There are a host of lessons to learn when getting to grips with the nitty-gritty of supply chain management. Some of the lessons are complex and challenging, but learning them will be worth the time and energy you put in, as the rewards will prove to be way better than expected.
Here are three important issues worth getting your head around in 2020:
Understanding and Calculating Cost to Serve
What is cost to serve? Simply put, it’s an accountancy tool that allows you to calculate the total cost of servicing your customers, taking into account expenses related to such items as processing of orders, packing & delivery, invoicing, and customer support.
Why is it Important? Many businesses today still adopt a one size fits all policy, resulting in some customers being under-serviced and others being over-serviced—and adding to logistics costs. By calculating cost to serve, a business can identify which customers, products, and orders are unprofitable.
My Logistics Bureau consultants have come up with the following facts after conducting cost to serve audits since 1997 at hundreds of companies in a large number of countries:
- Some 20 % of customer orders made negative profits
- 5-10 % of products made no contribution whatsoever
- Around 12 % of customers were unprofitable.
Over the years, the Logistics Bureau team has developed specialist Cost To Serve tools, but even with a simple database and a set of spreadsheets, you will be able to carry out a basic analysis. You will be surprised how much you will learn about your business’ cost to serve model!

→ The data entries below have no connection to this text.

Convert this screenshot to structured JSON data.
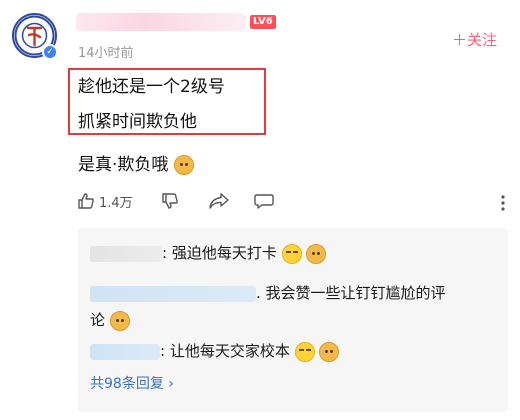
{
  "comment": {
    "level_badge": "LV6",
    "time": "14小时前",
    "follow": "＋关注",
    "lines": [
      "趁他还是一个2级号",
      "抓紧时间欺负他"
    ],
    "body": "是真·欺负哦",
    "like_count": "1.4万"
  },
  "replies": {
    "items": [
      {
        "text": ": 强迫他每天打卡"
      },
      {
        "text": ". 我会赞一些让钉钉尴尬的评",
        "text2": "论"
      },
      {
        "text": ": 让他每天交家校本"
      }
    ],
    "more_label": "共98条回复 ›"
  },
  "colors": {
    "accent": "#ff5a7a",
    "link": "#3a72c4",
    "highlight_border": "#e03c3c",
    "level_badge": "#ff4f58"
  }
}
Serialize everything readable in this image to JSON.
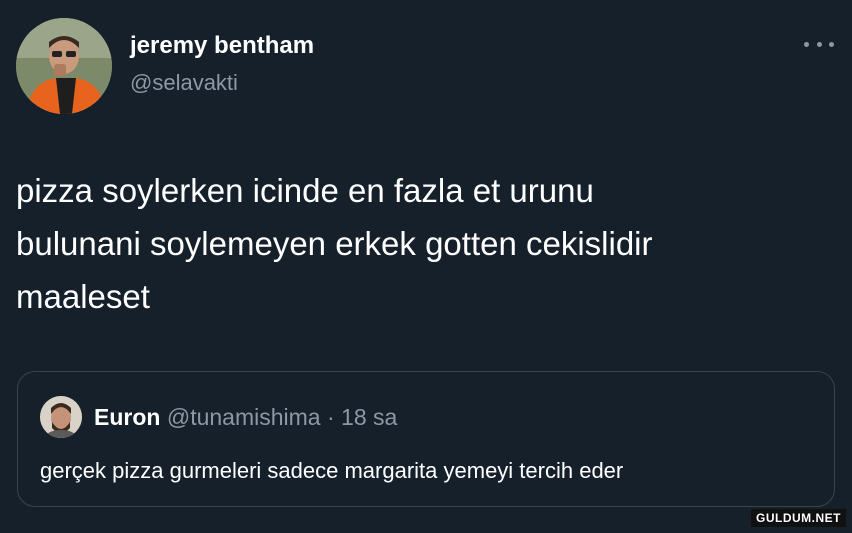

Understanding and Measuring Essential KPIs
What is a key performance indicator (KPI)? The term is mostly used when it comes to benchmarking and tracking performance in the supply chain. KPIs provide a means for companies to measure performance in activities such as projects, products, and workflow, and allows them to determine their progress towards business goals and objectives. The metrics can also be used to compare a business’s performance against that of its competitors.
So, What KPIs Should be Measured?

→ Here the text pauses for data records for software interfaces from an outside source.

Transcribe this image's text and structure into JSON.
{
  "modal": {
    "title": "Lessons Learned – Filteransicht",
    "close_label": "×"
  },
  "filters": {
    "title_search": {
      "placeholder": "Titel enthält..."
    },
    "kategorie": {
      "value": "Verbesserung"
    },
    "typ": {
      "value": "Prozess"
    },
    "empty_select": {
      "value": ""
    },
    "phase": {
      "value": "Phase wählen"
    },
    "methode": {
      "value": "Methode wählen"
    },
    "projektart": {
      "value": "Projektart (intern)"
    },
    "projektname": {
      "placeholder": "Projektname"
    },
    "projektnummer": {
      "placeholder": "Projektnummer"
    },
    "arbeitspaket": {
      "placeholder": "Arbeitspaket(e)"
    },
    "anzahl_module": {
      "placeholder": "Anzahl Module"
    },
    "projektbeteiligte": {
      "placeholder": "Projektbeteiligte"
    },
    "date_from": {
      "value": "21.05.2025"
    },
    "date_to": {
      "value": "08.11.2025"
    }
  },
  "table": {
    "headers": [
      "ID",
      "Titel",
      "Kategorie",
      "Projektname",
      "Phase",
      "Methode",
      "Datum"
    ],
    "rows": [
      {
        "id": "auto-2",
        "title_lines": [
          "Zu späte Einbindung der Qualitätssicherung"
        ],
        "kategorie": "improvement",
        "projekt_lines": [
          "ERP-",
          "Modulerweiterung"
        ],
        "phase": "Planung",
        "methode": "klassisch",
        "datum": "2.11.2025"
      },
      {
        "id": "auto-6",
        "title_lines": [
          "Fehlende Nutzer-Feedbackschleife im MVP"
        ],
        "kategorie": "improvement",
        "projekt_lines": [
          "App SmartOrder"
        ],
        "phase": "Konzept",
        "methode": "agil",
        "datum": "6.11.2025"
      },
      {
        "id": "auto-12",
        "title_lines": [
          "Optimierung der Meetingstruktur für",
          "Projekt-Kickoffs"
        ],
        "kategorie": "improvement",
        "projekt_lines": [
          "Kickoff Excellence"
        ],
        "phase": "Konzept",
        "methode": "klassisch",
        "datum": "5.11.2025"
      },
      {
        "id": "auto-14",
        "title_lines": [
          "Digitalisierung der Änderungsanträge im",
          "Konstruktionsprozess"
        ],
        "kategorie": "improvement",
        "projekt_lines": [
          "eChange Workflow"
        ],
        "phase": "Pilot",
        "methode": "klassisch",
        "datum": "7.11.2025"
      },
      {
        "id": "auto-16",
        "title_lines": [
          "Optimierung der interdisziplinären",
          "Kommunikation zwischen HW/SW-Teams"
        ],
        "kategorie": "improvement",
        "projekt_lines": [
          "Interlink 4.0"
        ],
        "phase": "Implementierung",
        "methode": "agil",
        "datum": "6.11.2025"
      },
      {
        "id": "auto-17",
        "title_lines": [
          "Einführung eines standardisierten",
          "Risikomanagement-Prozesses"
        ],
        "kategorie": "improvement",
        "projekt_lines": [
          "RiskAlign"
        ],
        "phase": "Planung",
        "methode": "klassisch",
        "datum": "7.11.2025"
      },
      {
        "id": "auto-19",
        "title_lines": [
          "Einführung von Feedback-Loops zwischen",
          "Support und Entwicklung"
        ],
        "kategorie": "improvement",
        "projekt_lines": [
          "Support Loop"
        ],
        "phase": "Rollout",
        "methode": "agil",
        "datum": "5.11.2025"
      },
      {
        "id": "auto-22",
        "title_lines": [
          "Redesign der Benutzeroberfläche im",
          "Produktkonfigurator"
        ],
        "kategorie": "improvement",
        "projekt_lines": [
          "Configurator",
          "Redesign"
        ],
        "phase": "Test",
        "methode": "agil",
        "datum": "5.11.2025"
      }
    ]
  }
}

Every company’s supply chain is unique, but there are some KPIs that, for most organisations, are the most reliable sources of performance data.
- Perfect Order: The most important KPI as it measures on-time delivery, in-full delivery, damage-free delivery, and the percentage of orders that include accurate documentation.

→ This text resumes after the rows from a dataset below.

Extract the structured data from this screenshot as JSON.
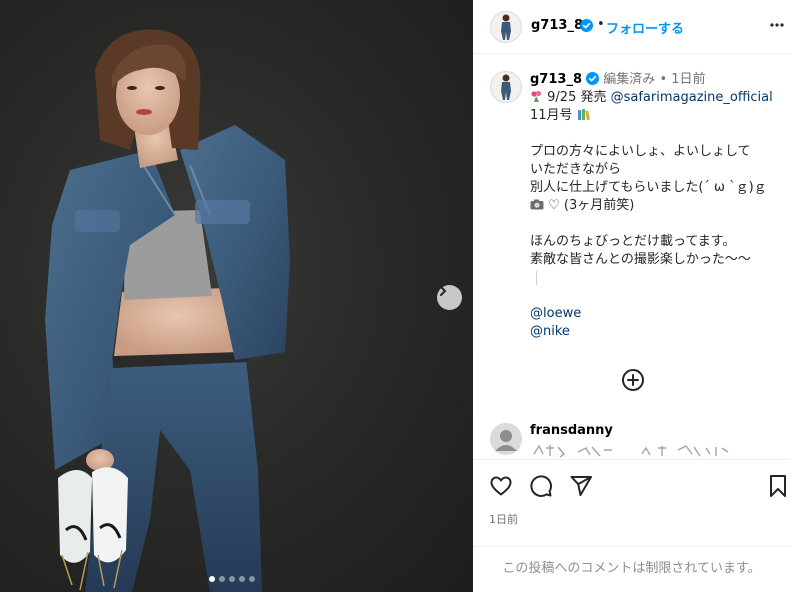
{
  "post": {
    "carousel": {
      "total": 5,
      "active": 0
    },
    "next_icon": "chevron-right-icon"
  },
  "header": {
    "username": "g713_8",
    "separator": "•",
    "follow_label": "フォローする",
    "more_icon": "more-horizontal-icon"
  },
  "caption": {
    "username": "g713_8",
    "edited": "編集済み",
    "dot": "•",
    "time": "1日前",
    "line1_date": "9/25 発売 ",
    "line1_mention": "@safarimagazine_official",
    "line2": "11月号",
    "para1": [
      "プロの方々によいしょ、よいしょして",
      "いただきながら",
      "別人に仕上げてもらいました(´ ω `ｇ)ｇ",
      "♡ (3ヶ月前笑)"
    ],
    "para2": [
      "ほんのちょびっとだけ載ってます。",
      "素敵な皆さんとの撮影楽しかった〜〜"
    ],
    "mentions": [
      "@loewe",
      "@nike"
    ],
    "load_more_icon": "plus-circle-icon"
  },
  "comment": {
    "username": "fransdanny"
  },
  "actions": {
    "like_icon": "heart-icon",
    "comment_icon": "comment-icon",
    "share_icon": "send-icon",
    "save_icon": "bookmark-icon",
    "time": "1日前"
  },
  "footer": {
    "restricted_text": "この投稿へのコメントは制限されています。"
  },
  "colors": {
    "accent": "#0095f6",
    "link": "#00376b",
    "muted": "#737373",
    "verified": "#0095f6"
  }
}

- Fill Rate: This measures order fill, line fill, and unit fill.
- Cash to Cash Cycle Time: This metric is a pointer to how well your supply chain assets are being utilised.
- Inventory Days of Supply: This KPI calculates the number of days your inventory would last without running out.
- Customer Order Cycle Time: This measures the length of time between receipt of a purchase order and delivery to the customer.
Of course, we are only skimming the surface here. Take time to really get your teeth into the subject, possibly starting with this easy-to-understand introduction to KPIs.
Learning to Negotiate With a Supplier
For some people, the art of negotiation comes naturally, but most of us find it prudent to follow a few basic ground rules when trying to secure the best deal from suppliers.
Here are some negotiation skills that may work for you:
- Sell yourself as a loyal partner who will give a great deal of business over the long term
- Don’t accept the first offer—see it as an opening bid
- Negotiate with multiple suppliers and let each of them know that you are looking for the best deal
- Think about transferring all your business to one supplier—this is often enough to coax good business deals out of them
- Create leverage with a supplier by making a 50-70 percent deposit
- Don’t be afraid to walk away if the supplier won’t budge on pricing.
And the most important tip of all: get to know your prospective supplier BEFORE launching into negotiations.
If you can get to grips with these three elements of supply chain management, you will be well on your way to understanding the finer points of the industry—and to streamlining your business for greater efficiency and profitability.